How to complete this task: Copy out every line of the records in which "Restructure" can be found.

=== Given records ===

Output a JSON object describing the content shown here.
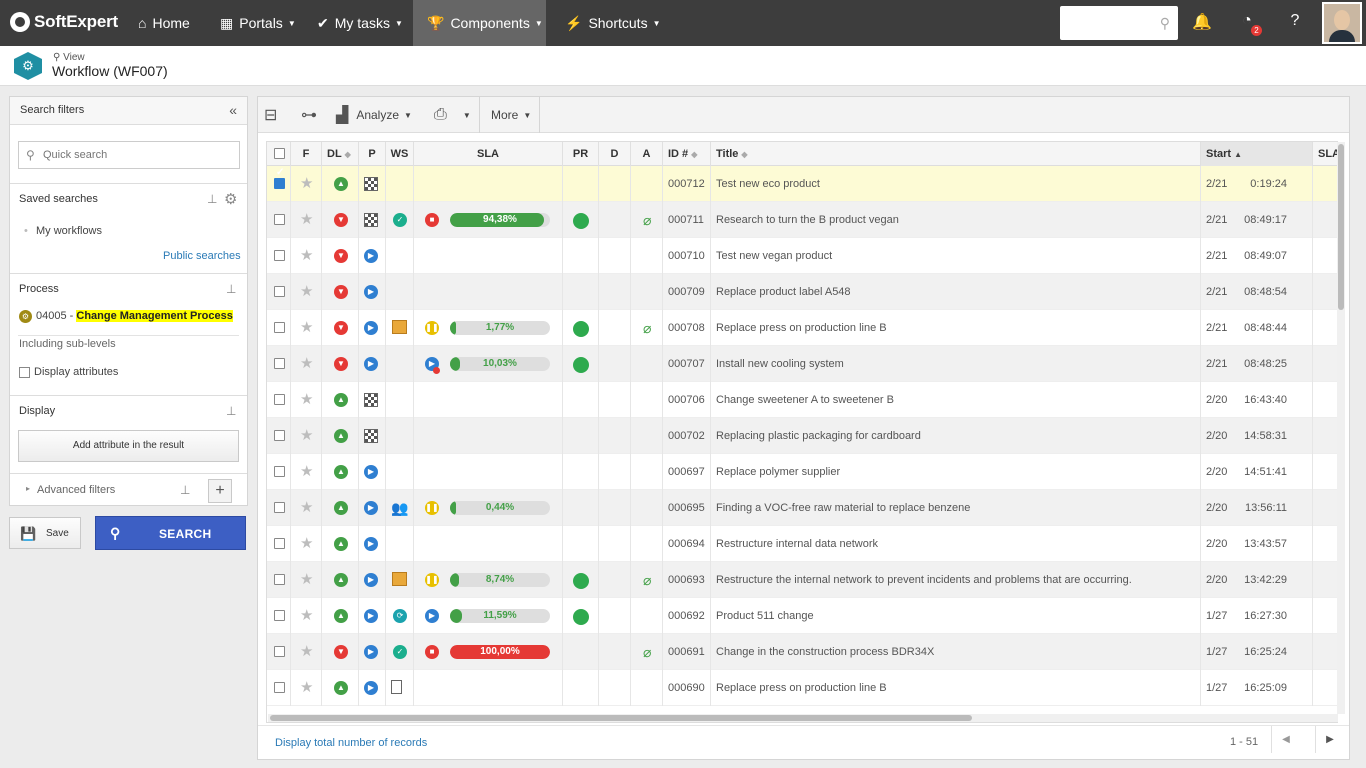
{
  "topnav": {
    "brand": "SoftExpert",
    "items": [
      {
        "label": "Home",
        "icon": "home-icon"
      },
      {
        "label": "Portals",
        "icon": "grid-icon"
      },
      {
        "label": "My tasks",
        "icon": "check-icon"
      },
      {
        "label": "Components",
        "icon": "trophy-icon"
      },
      {
        "label": "Shortcuts",
        "icon": "bolt-icon"
      }
    ],
    "search_placeholder": "",
    "notification_badge": "2"
  },
  "header": {
    "view_label": "View",
    "title": "Workflow (WF007)"
  },
  "leftpanel": {
    "title": "Search filters",
    "quick_search_placeholder": "Quick search",
    "saved_searches_label": "Saved searches",
    "my_workflows": "My workflows",
    "public_searches": "Public searches",
    "process_label": "Process",
    "process_code": "04005 - ",
    "process_name": "Change Management Process",
    "including_sublevels": "Including sub-levels",
    "display_attributes": "Display attributes",
    "display_label": "Display",
    "add_attribute": "Add attribute in the result",
    "advanced_filters": "Advanced filters",
    "save_label": "Save",
    "search_label": "SEARCH"
  },
  "toolbar": {
    "analyze_label": "Analyze",
    "more_label": "More"
  },
  "grid": {
    "columns": [
      "F",
      "DL",
      "P",
      "WS",
      "SLA",
      "PR",
      "D",
      "A",
      "ID #",
      "Title",
      "Start",
      "SLA"
    ],
    "rows": [
      {
        "id": "000712",
        "title": "Test new eco product",
        "date": "2/21",
        "time": "0:19:24",
        "dl": "up",
        "p": "flag",
        "ws": "",
        "sla_icon": "",
        "sla_pct": "",
        "sla_val": 0,
        "pr": false,
        "a": false,
        "checked": true
      },
      {
        "id": "000711",
        "title": "Research to turn the B product vegan",
        "date": "2/21",
        "time": "08:49:17",
        "dl": "down",
        "p": "flag",
        "ws": "ok",
        "sla_icon": "stop",
        "sla_pct": "94,38%",
        "sla_val": 94.38,
        "pr": true,
        "a": true,
        "checked": false
      },
      {
        "id": "000710",
        "title": "Test new vegan product",
        "date": "2/21",
        "time": "08:49:07",
        "dl": "down",
        "p": "play",
        "ws": "",
        "sla_icon": "",
        "sla_pct": "",
        "sla_val": 0,
        "pr": false,
        "a": false,
        "checked": false
      },
      {
        "id": "000709",
        "title": "Replace product label A548",
        "date": "2/21",
        "time": "08:48:54",
        "dl": "down",
        "p": "play",
        "ws": "",
        "sla_icon": "",
        "sla_pct": "",
        "sla_val": 0,
        "pr": false,
        "a": false,
        "checked": false
      },
      {
        "id": "000708",
        "title": "Replace press on production line B",
        "date": "2/21",
        "time": "08:48:44",
        "dl": "down",
        "p": "play",
        "ws": "box",
        "sla_icon": "pause",
        "sla_pct": "1,77%",
        "sla_val": 1.77,
        "pr": true,
        "a": true,
        "checked": false
      },
      {
        "id": "000707",
        "title": "Install new cooling system",
        "date": "2/21",
        "time": "08:48:25",
        "dl": "down",
        "p": "play",
        "ws": "",
        "sla_icon": "play-badge",
        "sla_pct": "10,03%",
        "sla_val": 10.03,
        "pr": true,
        "a": false,
        "checked": false
      },
      {
        "id": "000706",
        "title": "Change sweetener A to sweetener B",
        "date": "2/20",
        "time": "16:43:40",
        "dl": "up",
        "p": "flag",
        "ws": "",
        "sla_icon": "",
        "sla_pct": "",
        "sla_val": 0,
        "pr": false,
        "a": false,
        "checked": false
      },
      {
        "id": "000702",
        "title": "Replacing plastic packaging for cardboard",
        "date": "2/20",
        "time": "14:58:31",
        "dl": "up",
        "p": "flag",
        "ws": "",
        "sla_icon": "",
        "sla_pct": "",
        "sla_val": 0,
        "pr": false,
        "a": false,
        "checked": false
      },
      {
        "id": "000697",
        "title": "Replace polymer supplier",
        "date": "2/20",
        "time": "14:51:41",
        "dl": "up",
        "p": "play",
        "ws": "",
        "sla_icon": "",
        "sla_pct": "",
        "sla_val": 0,
        "pr": false,
        "a": false,
        "checked": false
      },
      {
        "id": "000695",
        "title": "Finding a VOC-free raw material to replace benzene",
        "date": "2/20",
        "time": "13:56:11",
        "dl": "up",
        "p": "play",
        "ws": "people",
        "sla_icon": "pause",
        "sla_pct": "0,44%",
        "sla_val": 0.44,
        "pr": false,
        "a": false,
        "checked": false
      },
      {
        "id": "000694",
        "title": "Restructure internal data network",
        "date": "2/20",
        "time": "13:43:57",
        "dl": "up",
        "p": "play",
        "ws": "",
        "sla_icon": "",
        "sla_pct": "",
        "sla_val": 0,
        "pr": false,
        "a": false,
        "checked": false
      },
      {
        "id": "000693",
        "title": "Restructure the internal network to prevent incidents and problems that are occurring.",
        "date": "2/20",
        "time": "13:42:29",
        "dl": "up",
        "p": "play",
        "ws": "box",
        "sla_icon": "pause",
        "sla_pct": "8,74%",
        "sla_val": 8.74,
        "pr": true,
        "a": true,
        "checked": false
      },
      {
        "id": "000692",
        "title": "Product 511 change",
        "date": "1/27",
        "time": "16:27:30",
        "dl": "up",
        "p": "play",
        "ws": "sync",
        "sla_icon": "play",
        "sla_pct": "11,59%",
        "sla_val": 11.59,
        "pr": true,
        "a": false,
        "checked": false
      },
      {
        "id": "000691",
        "title": "Change in the construction process BDR34X",
        "date": "1/27",
        "time": "16:25:24",
        "dl": "down",
        "p": "play",
        "ws": "ok",
        "sla_icon": "stop",
        "sla_pct": "100,00%",
        "sla_val": 100,
        "pr": false,
        "a": true,
        "checked": false
      },
      {
        "id": "000690",
        "title": "Replace press on production line B",
        "date": "1/27",
        "time": "16:25:09",
        "dl": "up",
        "p": "play",
        "ws": "clipboard",
        "sla_icon": "",
        "sla_pct": "",
        "sla_val": 0,
        "pr": false,
        "a": false,
        "checked": false
      }
    ]
  },
  "footer": {
    "display_total": "Display total number of records",
    "range": "1 - 51"
  },
  "colors": {
    "nav_bg": "#3d3d3d",
    "accent": "#3d5fc4",
    "green": "#43a047",
    "red": "#e53935"
  }
}
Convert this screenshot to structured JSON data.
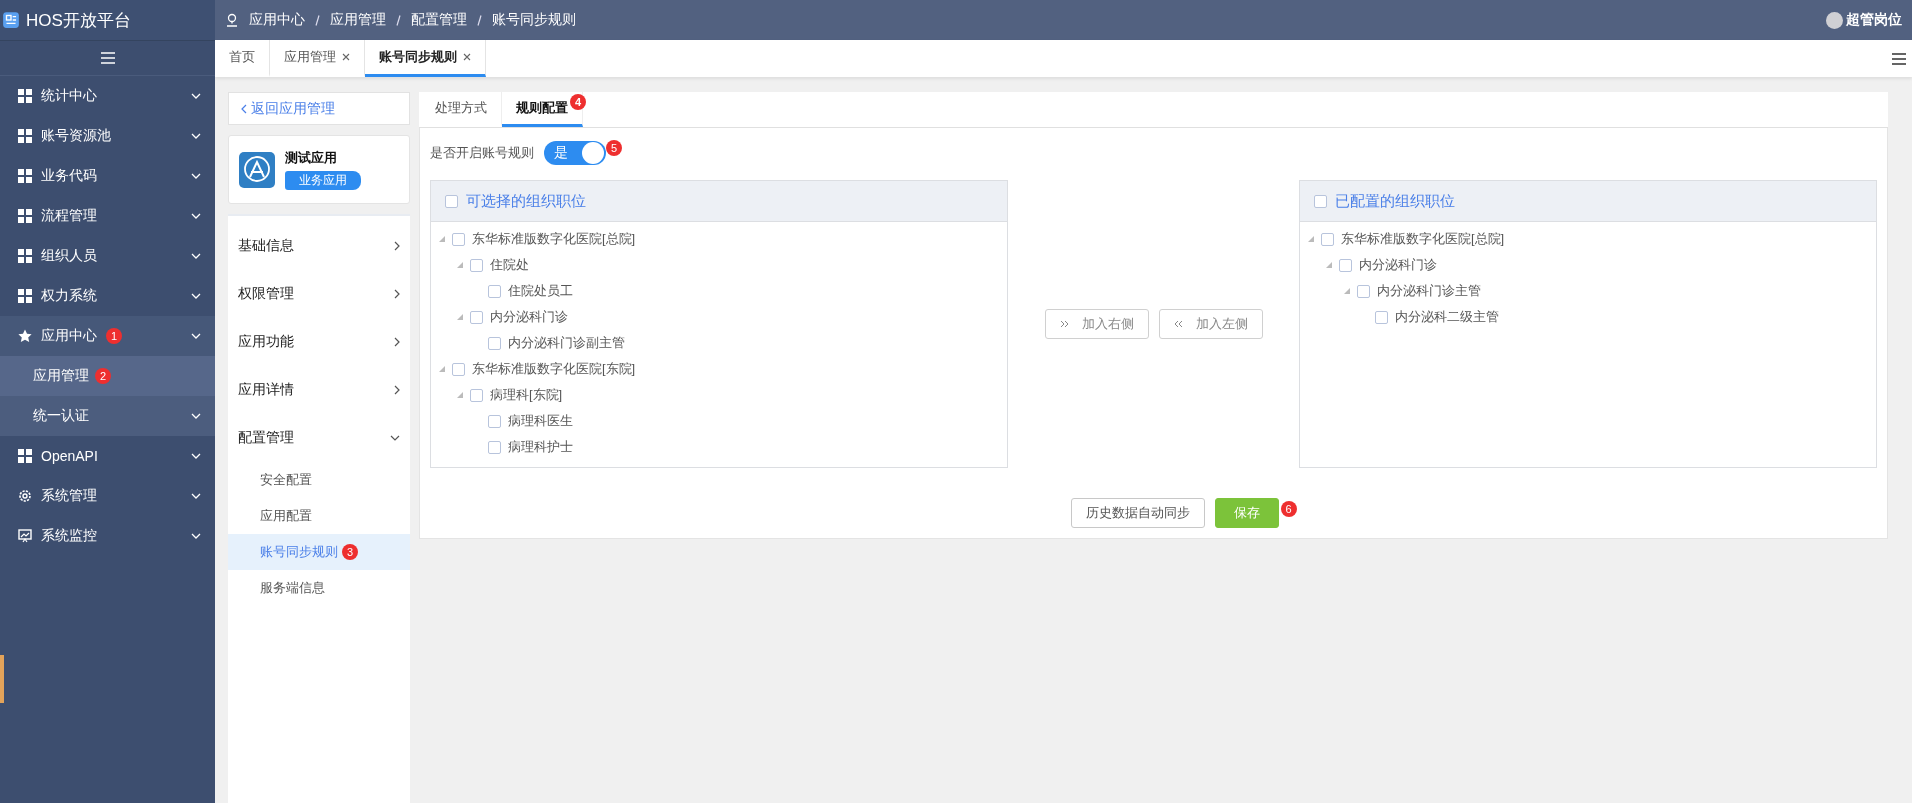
{
  "app": {
    "title": "HOS开放平台"
  },
  "breadcrumb": [
    "应用中心",
    "应用管理",
    "配置管理",
    "账号同步规则"
  ],
  "user": {
    "name": "超管岗位"
  },
  "sidebar": {
    "items": [
      {
        "label": "统计中心",
        "kind": "grid"
      },
      {
        "label": "账号资源池",
        "kind": "grid"
      },
      {
        "label": "业务代码",
        "kind": "grid"
      },
      {
        "label": "流程管理",
        "kind": "grid"
      },
      {
        "label": "组织人员",
        "kind": "grid"
      },
      {
        "label": "权力系统",
        "kind": "grid"
      },
      {
        "label": "应用中心",
        "kind": "star",
        "badge": "1",
        "children": [
          {
            "label": "应用管理",
            "selected": true,
            "badge": "2",
            "kind": "link"
          },
          {
            "label": "统一认证",
            "selected": false,
            "kind": "submenu"
          }
        ]
      },
      {
        "label": "OpenAPI",
        "kind": "grid"
      },
      {
        "label": "系统管理",
        "kind": "gear"
      },
      {
        "label": "系统监控",
        "kind": "monitor"
      }
    ]
  },
  "tabs": [
    {
      "label": "首页",
      "closable": false,
      "selected": false
    },
    {
      "label": "应用管理",
      "closable": true,
      "selected": false
    },
    {
      "label": "账号同步规则",
      "closable": true,
      "selected": true
    }
  ],
  "side_panel": {
    "back_link": "返回应用管理",
    "app_card": {
      "name": "测试应用",
      "tag": "业务应用"
    },
    "menu": [
      {
        "label": "基础信息",
        "expanded": false
      },
      {
        "label": "权限管理",
        "expanded": false
      },
      {
        "label": "应用功能",
        "expanded": false
      },
      {
        "label": "应用详情",
        "expanded": false
      },
      {
        "label": "配置管理",
        "expanded": true,
        "children": [
          {
            "label": "安全配置",
            "selected": false
          },
          {
            "label": "应用配置",
            "selected": false
          },
          {
            "label": "账号同步规则",
            "selected": true,
            "badge": "3"
          },
          {
            "label": "服务端信息",
            "selected": false
          }
        ]
      }
    ]
  },
  "content_tabs": [
    {
      "label": "处理方式",
      "selected": false
    },
    {
      "label": "规则配置",
      "selected": true,
      "badge": "4"
    }
  ],
  "rule_switch": {
    "label": "是否开启账号规则",
    "on": true,
    "text": "是",
    "badge": "5"
  },
  "transfer": {
    "left": {
      "title": "可选择的组织职位",
      "checked": false,
      "tree": [
        {
          "label": "东华标准版数字化医院[总院]",
          "checked": false,
          "expanded": true,
          "children": [
            {
              "label": "住院处",
              "checked": false,
              "expanded": true,
              "children": [
                {
                  "label": "住院处员工",
                  "checked": false
                }
              ]
            },
            {
              "label": "内分泌科门诊",
              "checked": false,
              "expanded": true,
              "children": [
                {
                  "label": "内分泌科门诊副主管",
                  "checked": false
                }
              ]
            }
          ]
        },
        {
          "label": "东华标准版数字化医院[东院]",
          "checked": false,
          "expanded": true,
          "children": [
            {
              "label": "病理科[东院]",
              "checked": false,
              "expanded": true,
              "children": [
                {
                  "label": "病理科医生",
                  "checked": false
                },
                {
                  "label": "病理科护士",
                  "checked": false
                }
              ]
            }
          ]
        }
      ]
    },
    "buttons": [
      {
        "label": "加入右侧",
        "kind": "right"
      },
      {
        "label": "加入左侧",
        "kind": "left"
      }
    ],
    "right": {
      "title": "已配置的组织职位",
      "checked": false,
      "tree": [
        {
          "label": "东华标准版数字化医院[总院]",
          "checked": false,
          "expanded": true,
          "children": [
            {
              "label": "内分泌科门诊",
              "checked": false,
              "expanded": true,
              "children": [
                {
                  "label": "内分泌科门诊主管",
                  "checked": false,
                  "expanded": true,
                  "children": [
                    {
                      "label": "内分泌科二级主管",
                      "checked": false
                    }
                  ]
                }
              ]
            }
          ]
        }
      ]
    }
  },
  "footer_buttons": [
    {
      "label": "历史数据自动同步",
      "kind": "default"
    },
    {
      "label": "保存",
      "kind": "primary",
      "badge": "6"
    }
  ]
}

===

Solved exercise:
        "title": "Restructure internal data network",
        "title": "Restructure the internal network to prevent incidents and problems that are occurring.",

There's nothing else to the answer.